Conventional wisdom would suggest that money alone motivates us to work. For many people, the incentive of getting paid is what compels us to get out of bed each morning. It drives us to do our jobs and to do them well, with the opportunity for pay rises and bonuses motivating us to work harder and more productively. Yet, whilst money is an important motivator it isn't necessarily enough on its own...

A few months ago a friend of mine was working on an important legal case as a paralegal. He had been asked to research reams of precedent that were to be used in court the following week. After several long nights compiling his research, the firm he worked for dropped the case.

His pages of research were now worthless, those long nights wasted and he became deeply depressed. He began to turn up to work late and leave early, his productivity diminished and a month later he quit.
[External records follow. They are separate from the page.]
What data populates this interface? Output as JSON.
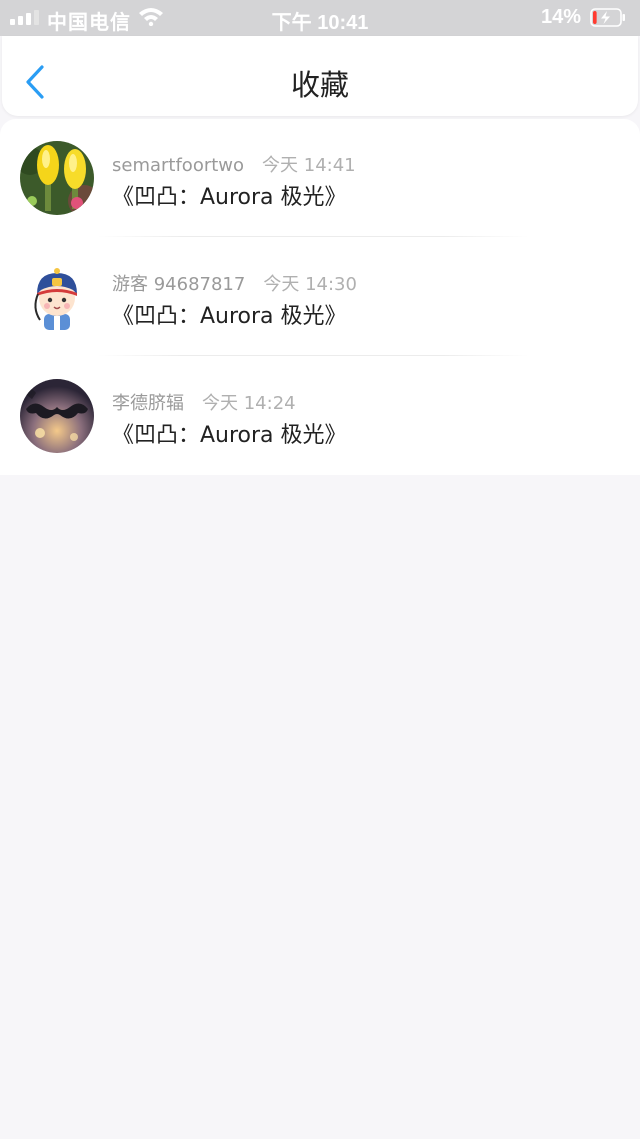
{
  "status_bar": {
    "carrier": "中国电信",
    "time": "下午 10:41",
    "battery_percent": "14%",
    "signal_icon": "signal-icon",
    "wifi_icon": "wifi-icon",
    "battery_icon": "battery-charging-icon",
    "battery_level": 0.14,
    "battery_color": "#ff3b30"
  },
  "nav": {
    "back_icon": "chevron-left-icon",
    "title": "收藏",
    "accent": "#2a9df4"
  },
  "favorites": [
    {
      "user": "semartfoortwo",
      "time": "今天 14:41",
      "content": "《凹凸：Aurora 极光》",
      "avatar": "cactus-flower-avatar"
    },
    {
      "user": "游客 94687817",
      "time": "今天 14:30",
      "content": "《凹凸：Aurora 极光》",
      "avatar": "cartoon-child-avatar"
    },
    {
      "user": "李德脐辐",
      "time": "今天 14:24",
      "content": "《凹凸：Aurora 极光》",
      "avatar": "mustache-avatar"
    }
  ]
}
He is now training to be a teacher and has since told me that whilst he enjoyed his work as a paralegal and the challenge of researching cases long into the night, seeing his efforts go to waste so suddenly without regard was too disheartening. He felt unappreciated and eventually resented those he worked for.

My friend's story is not an uncommon one - despite a decent wage and stable employment he did not feel a "sense of purpose" and as a consequence his productivity suffered.
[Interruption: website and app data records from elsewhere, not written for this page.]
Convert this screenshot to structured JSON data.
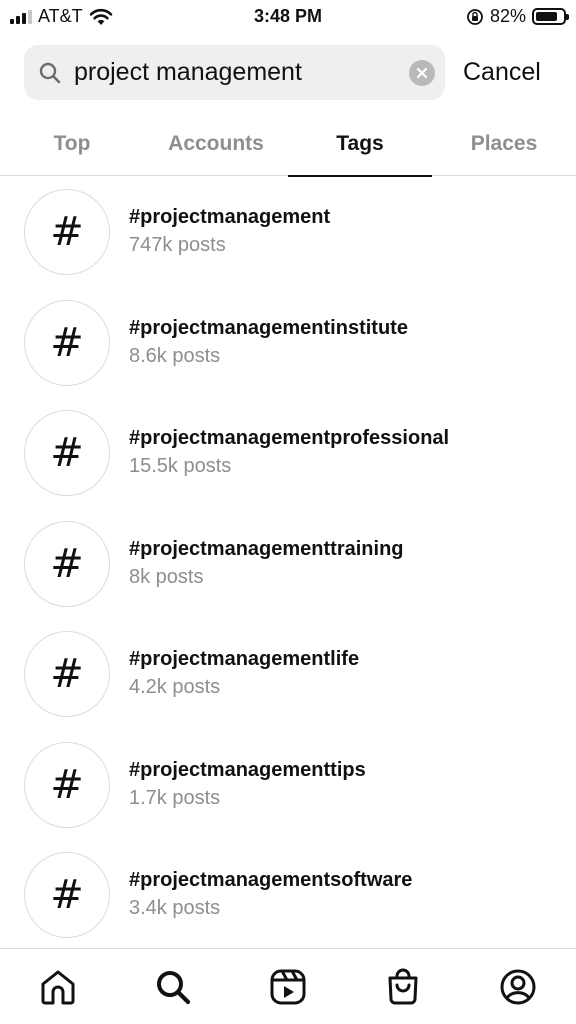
{
  "status_bar": {
    "carrier": "AT&T",
    "time": "3:48 PM",
    "battery_percent": "82%",
    "battery_level": 0.82
  },
  "search": {
    "query": "project management",
    "cancel_label": "Cancel"
  },
  "tabs": [
    {
      "label": "Top",
      "active": false
    },
    {
      "label": "Accounts",
      "active": false
    },
    {
      "label": "Tags",
      "active": true
    },
    {
      "label": "Places",
      "active": false
    }
  ],
  "results": [
    {
      "symbol": "#",
      "name": "#projectmanagement",
      "posts": "747k posts"
    },
    {
      "symbol": "#",
      "name": "#projectmanagementinstitute",
      "posts": "8.6k posts"
    },
    {
      "symbol": "#",
      "name": "#projectmanagementprofessional",
      "posts": "15.5k posts"
    },
    {
      "symbol": "#",
      "name": "#projectmanagementtraining",
      "posts": "8k posts"
    },
    {
      "symbol": "#",
      "name": "#projectmanagementlife",
      "posts": "4.2k posts"
    },
    {
      "symbol": "#",
      "name": "#projectmanagementtips",
      "posts": "1.7k posts"
    },
    {
      "symbol": "#",
      "name": "#projectmanagementsoftware",
      "posts": "3.4k posts"
    }
  ],
  "bottom_nav": [
    {
      "icon": "home-icon"
    },
    {
      "icon": "search-icon"
    },
    {
      "icon": "reels-icon"
    },
    {
      "icon": "shop-icon"
    },
    {
      "icon": "profile-icon"
    }
  ]
}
His tale is anecdotal evidence that money alone isn't enough to motivate us to work - and chances are, you're reading this and recalling a similar situation you've experienced during your working life.

My friend's comments led me to some recent research by Dan Ariely, a professor of psychology and behavioural economics. Through a series of experiments he studied and analysed the effect and importance of this "sense of purpose" and why we need more "meaning" in our work.

Experiment 1 -The Bionicles


For the first experiment, each participant was asked individually whether they would like to build LEGO Bionicles for money. For every Bionicle a participant agreed to build the amount of money on offer would decrease (e.g. the first £3, the second £2.70, the third £2.40...etc) until the participant decided the task was no longer worthwhile.